> _Exercise instructions_
Look over the lines below. Report each one that includes the string "JSON".

App and web page records:

______

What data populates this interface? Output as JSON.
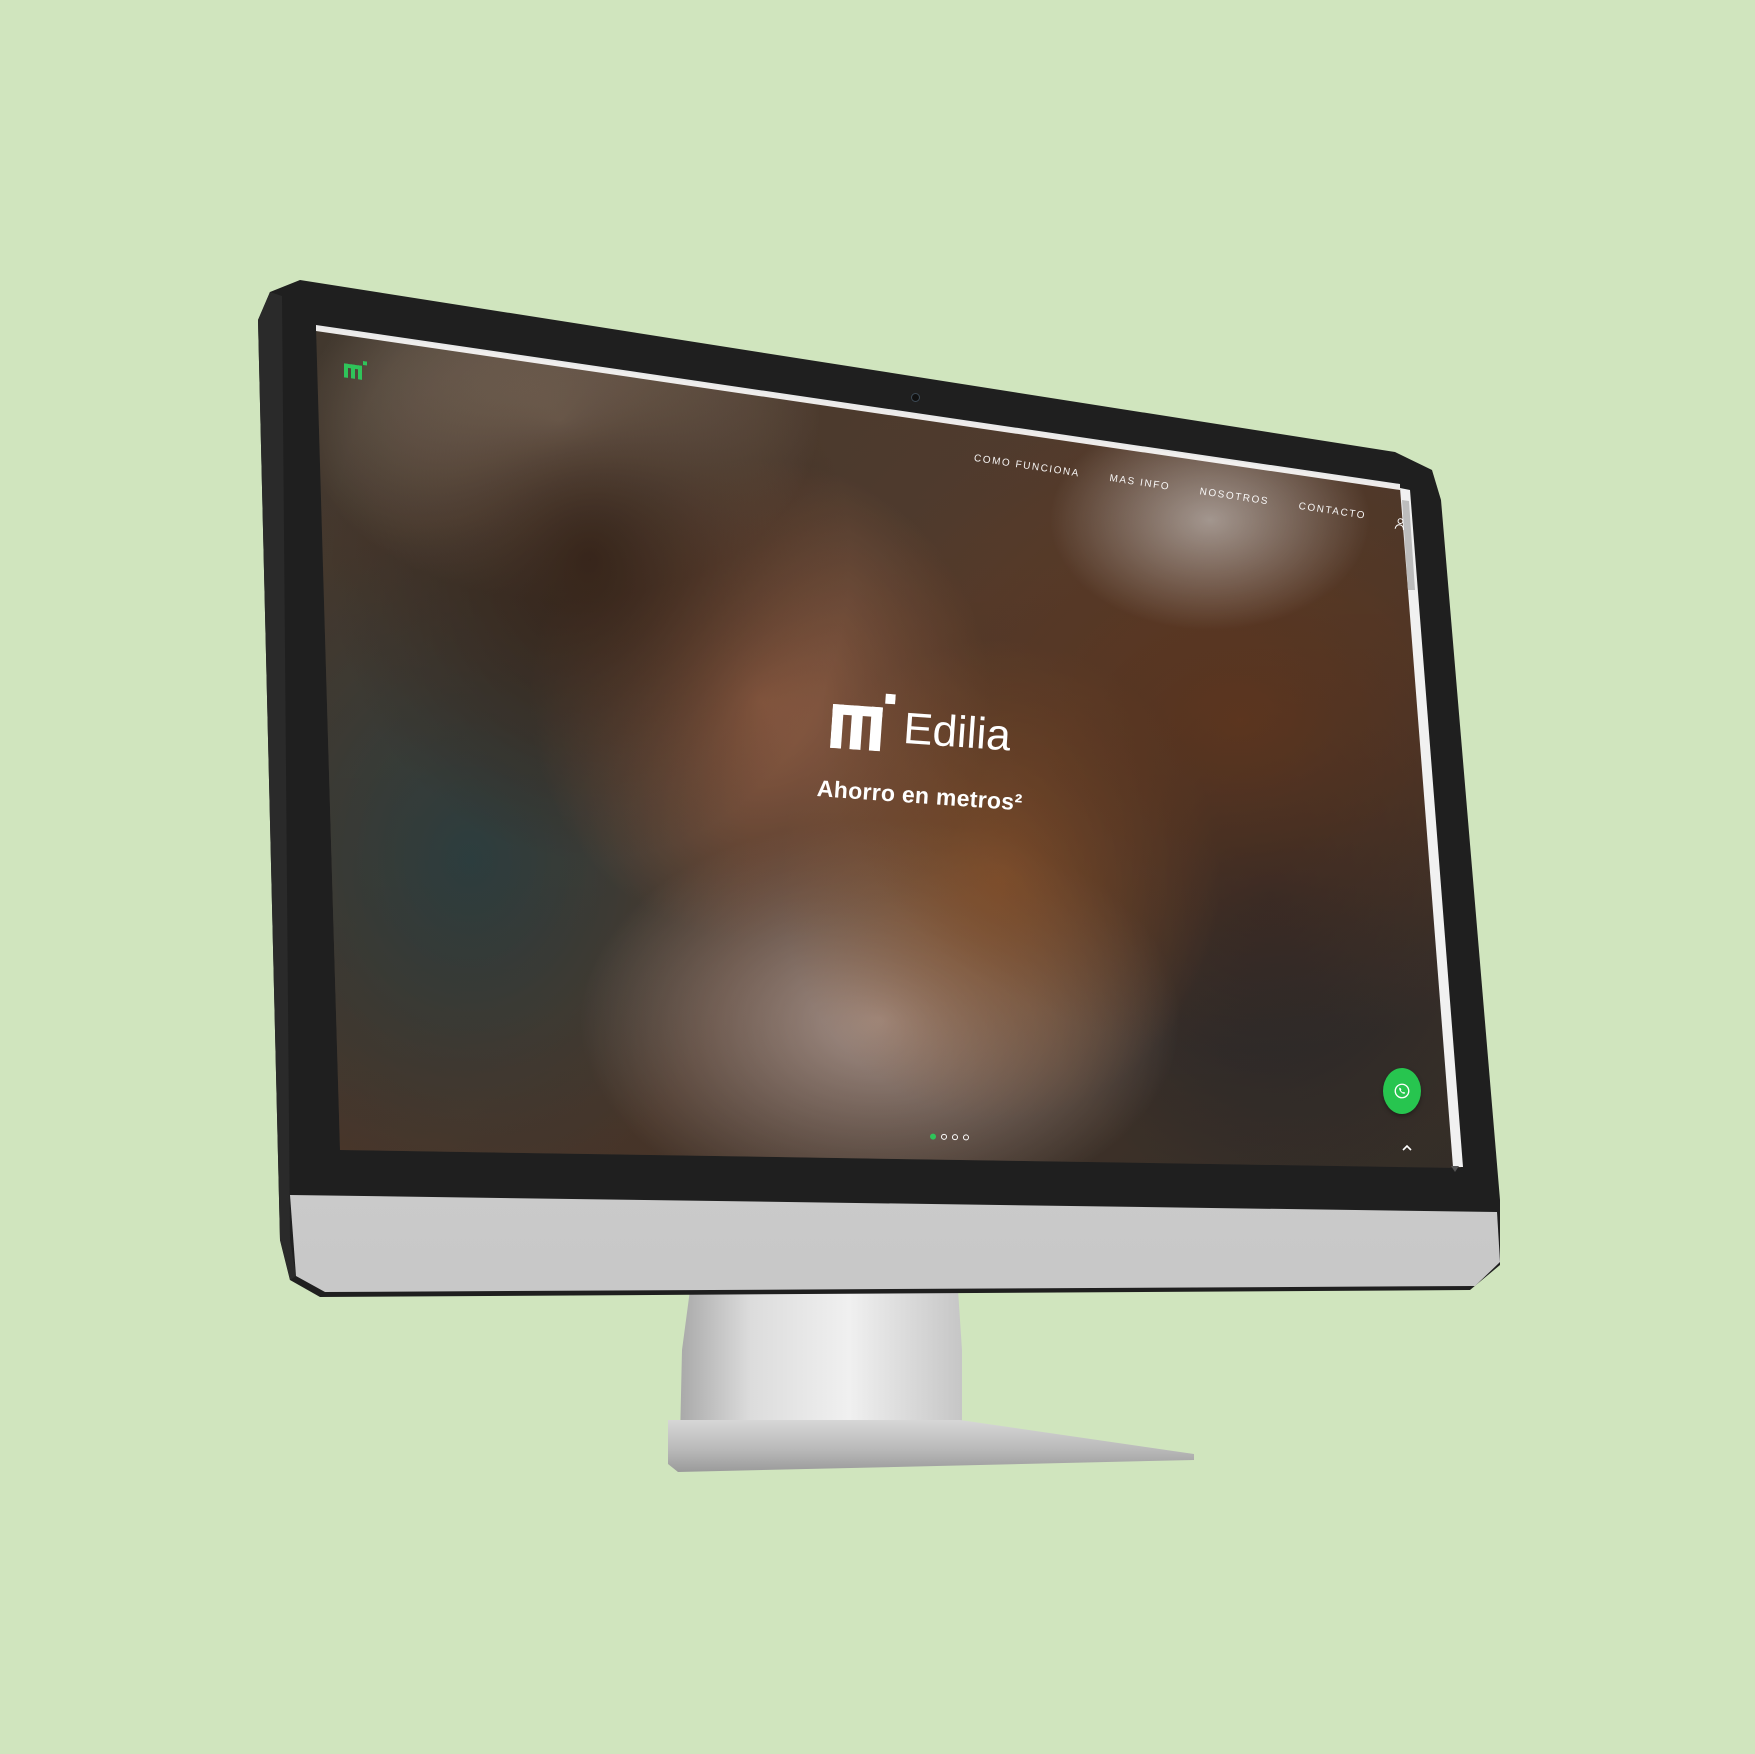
{
  "site": {
    "brand_name": "Edilia",
    "tagline": "Ahorro en metros²",
    "accent_color": "#2fc45a"
  },
  "nav": {
    "items": [
      {
        "label": "COMO FUNCIONA"
      },
      {
        "label": "MAS INFO"
      },
      {
        "label": "NOSOTROS"
      },
      {
        "label": "CONTACTO"
      }
    ],
    "user_icon": "user-icon"
  },
  "slider": {
    "total_slides": 4,
    "active_slide": 1
  },
  "floating": {
    "whatsapp_icon": "whatsapp-icon",
    "scroll_top_icon": "chevron-up-icon"
  }
}
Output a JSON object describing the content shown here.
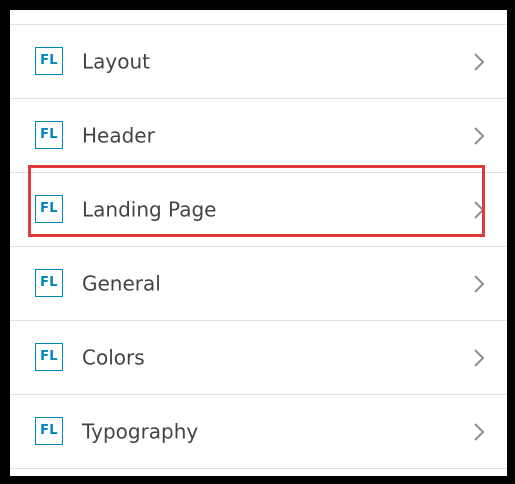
{
  "menu": {
    "items": [
      {
        "icon_text": "FL",
        "label": "Layout",
        "icon": "chevron-right-icon"
      },
      {
        "icon_text": "FL",
        "label": "Header",
        "icon": "chevron-right-icon"
      },
      {
        "icon_text": "FL",
        "label": "Landing Page",
        "icon": "chevron-right-icon",
        "highlighted": true
      },
      {
        "icon_text": "FL",
        "label": "General",
        "icon": "chevron-right-icon"
      },
      {
        "icon_text": "FL",
        "label": "Colors",
        "icon": "chevron-right-icon"
      },
      {
        "icon_text": "FL",
        "label": "Typography",
        "icon": "chevron-right-icon"
      }
    ]
  },
  "colors": {
    "badge": "#0085ba",
    "label": "#444444",
    "chevron": "#8c8f94",
    "divider": "#e2e2e2",
    "highlight": "#e03a3a",
    "outer_border": "#000000"
  }
}
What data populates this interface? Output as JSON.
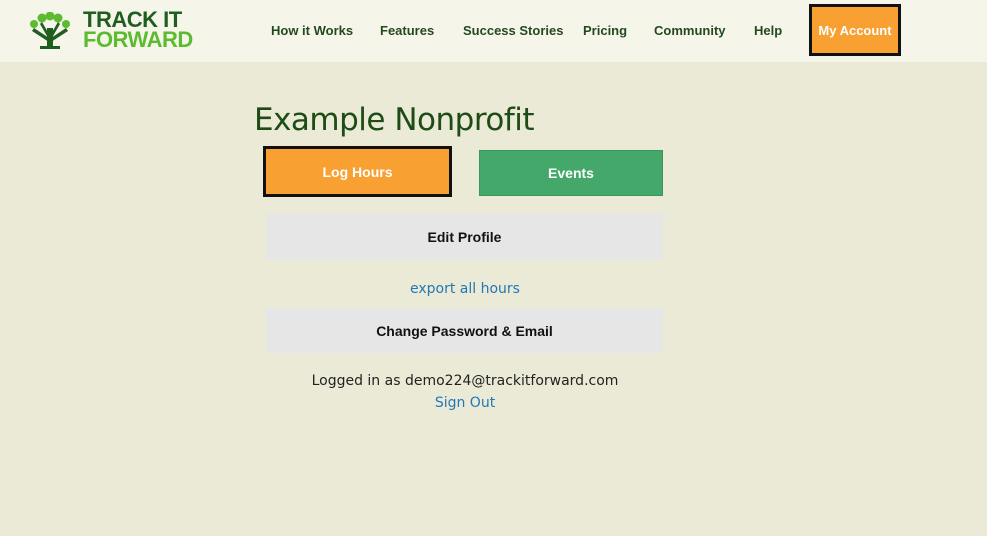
{
  "brand": {
    "line1": "TRACK IT",
    "line2": "FORWARD",
    "logo_icon": "tree-of-people-icon",
    "colors": {
      "dark_green": "#1f5e1e",
      "light_green": "#5cbb2f"
    }
  },
  "nav": {
    "items": [
      {
        "label": "How it Works"
      },
      {
        "label": "Features"
      },
      {
        "label": "Success Stories"
      },
      {
        "label": "Pricing"
      },
      {
        "label": "Community"
      },
      {
        "label": "Help"
      }
    ],
    "account_label": "My Account"
  },
  "main": {
    "org_title": "Example Nonprofit",
    "log_hours_label": "Log Hours",
    "events_label": "Events",
    "edit_profile_label": "Edit Profile",
    "export_link": "export all hours",
    "change_password_label": "Change Password & Email",
    "logged_in_text": "Logged in as demo224@trackitforward.com",
    "sign_out_link": "Sign Out"
  },
  "colors": {
    "background": "#ebead7",
    "header_bg": "#f6f5ea",
    "accent_orange": "#f9a033",
    "events_green": "#43a86a",
    "link_blue": "#2278b5",
    "title_green": "#1e4c17"
  }
}
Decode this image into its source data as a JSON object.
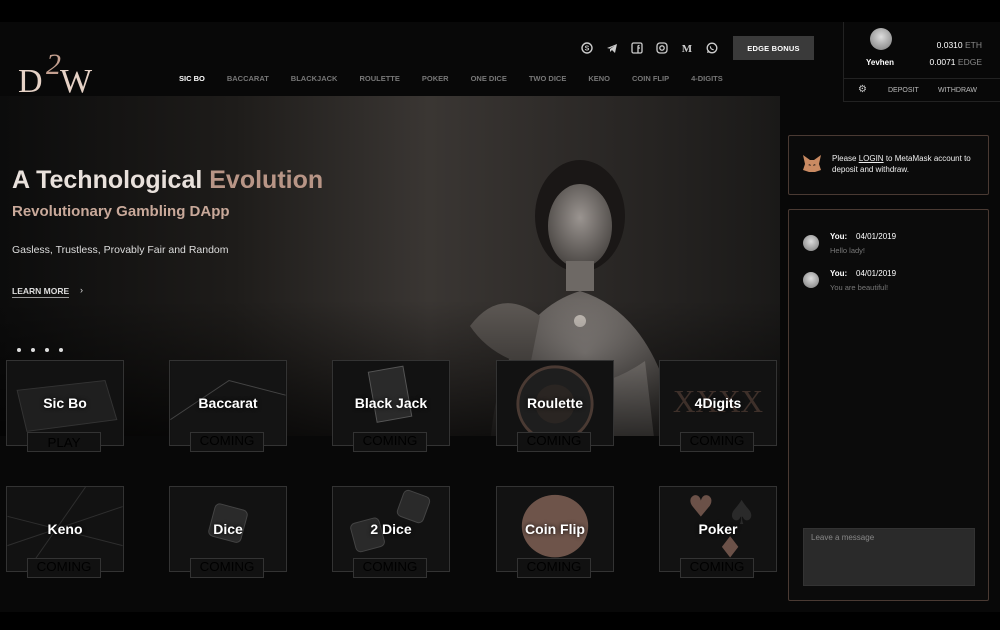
{
  "brand": {
    "logo_text": "D2W"
  },
  "header": {
    "social_icons": [
      "skype-icon",
      "telegram-icon",
      "facebook-icon",
      "instagram-icon",
      "medium-icon",
      "whatsapp-icon"
    ],
    "edge_bonus_label": "EDGE BONUS",
    "nav": [
      "SIC BO",
      "BACCARAT",
      "BLACKJACK",
      "ROULETTE",
      "POKER",
      "ONE DICE",
      "TWO DICE",
      "KENO",
      "COIN FLIP",
      "4-DIGITS"
    ],
    "nav_active": "SIC BO"
  },
  "account": {
    "username": "Yevhen",
    "eth_amount": "0.0310",
    "eth_unit": "ETH",
    "edge_amount": "0.0071",
    "edge_unit": "EDGE",
    "deposit_label": "DEPOSIT",
    "withdraw_label": "WITHDRAW"
  },
  "hero": {
    "title_part1": "A Technological ",
    "title_part2": "Evolution",
    "subtitle": "Revolutionary Gambling DApp",
    "description": "Gasless, Trustless, Provably Fair and Random",
    "learn_more": "LEARN MORE",
    "slide_count": 4
  },
  "games": [
    {
      "name": "Sic Bo",
      "button": "PLAY"
    },
    {
      "name": "Baccarat",
      "button": "COMING SOON"
    },
    {
      "name": "Black Jack",
      "button": "COMING SOON"
    },
    {
      "name": "Roulette",
      "button": "COMING SOON"
    },
    {
      "name": "4Digits",
      "button": "COMING SOON"
    },
    {
      "name": "Keno",
      "button": "COMING SOON"
    },
    {
      "name": "Dice",
      "button": "COMING SOON"
    },
    {
      "name": "2 Dice",
      "button": "COMING SOON"
    },
    {
      "name": "Coin Flip",
      "button": "COMING SOON"
    },
    {
      "name": "Poker",
      "button": "COMING SOON"
    }
  ],
  "metamask": {
    "text_before": "Please ",
    "login_link": "LOGIN",
    "text_after": " to MetaMask account to deposit and withdraw."
  },
  "chat": {
    "messages": [
      {
        "sender": "You:",
        "date": "04/01/2019",
        "text": "Hello lady!"
      },
      {
        "sender": "You:",
        "date": "04/01/2019",
        "text": "You are beautiful!"
      }
    ],
    "input_placeholder": "Leave a message"
  },
  "colors": {
    "accent": "#c9a99a",
    "background": "#080808",
    "panel_border": "#4a3a33"
  }
}
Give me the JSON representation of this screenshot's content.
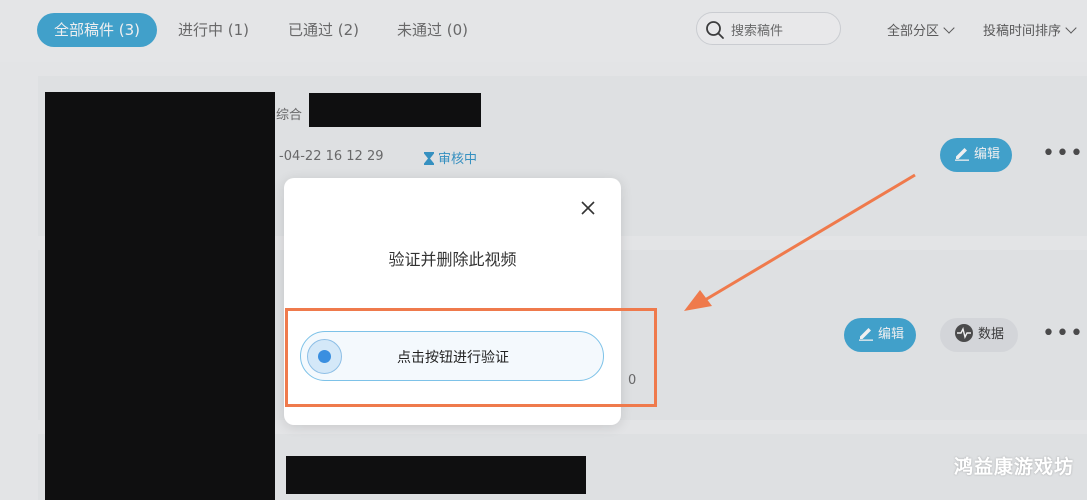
{
  "tabs": [
    {
      "label": "全部稿件 (3)",
      "active": true
    },
    {
      "label": "进行中 (1)",
      "active": false
    },
    {
      "label": "已通过 (2)",
      "active": false
    },
    {
      "label": "未通过 (0)",
      "active": false
    }
  ],
  "search": {
    "placeholder": "搜索稿件"
  },
  "filters": {
    "partition": "全部分区",
    "sort": "投稿时间排序"
  },
  "items": [
    {
      "partial_label": "综合",
      "partial_time": "-04-22 16 12 29",
      "status": "审核中",
      "edit_label": "编辑",
      "more_label": "•••"
    },
    {
      "edit_label": "编辑",
      "data_label": "数据",
      "more_label": "•••",
      "partial_count": "0"
    }
  ],
  "modal": {
    "title": "验证并删除此视频",
    "verify_button": "点击按钮进行验证"
  },
  "colors": {
    "accent": "#3aa5d4",
    "highlight": "#ef7a4c"
  },
  "watermark": "鸿益康游戏坊"
}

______

> _Result_
What data populates this interface? Output as JSON.
Output a JSON object describing the content shown here.
What data populates this interface? Output as JSON.
Decode this image into its source data as a JSON object.
Give me the JSON representation of this screenshot's content.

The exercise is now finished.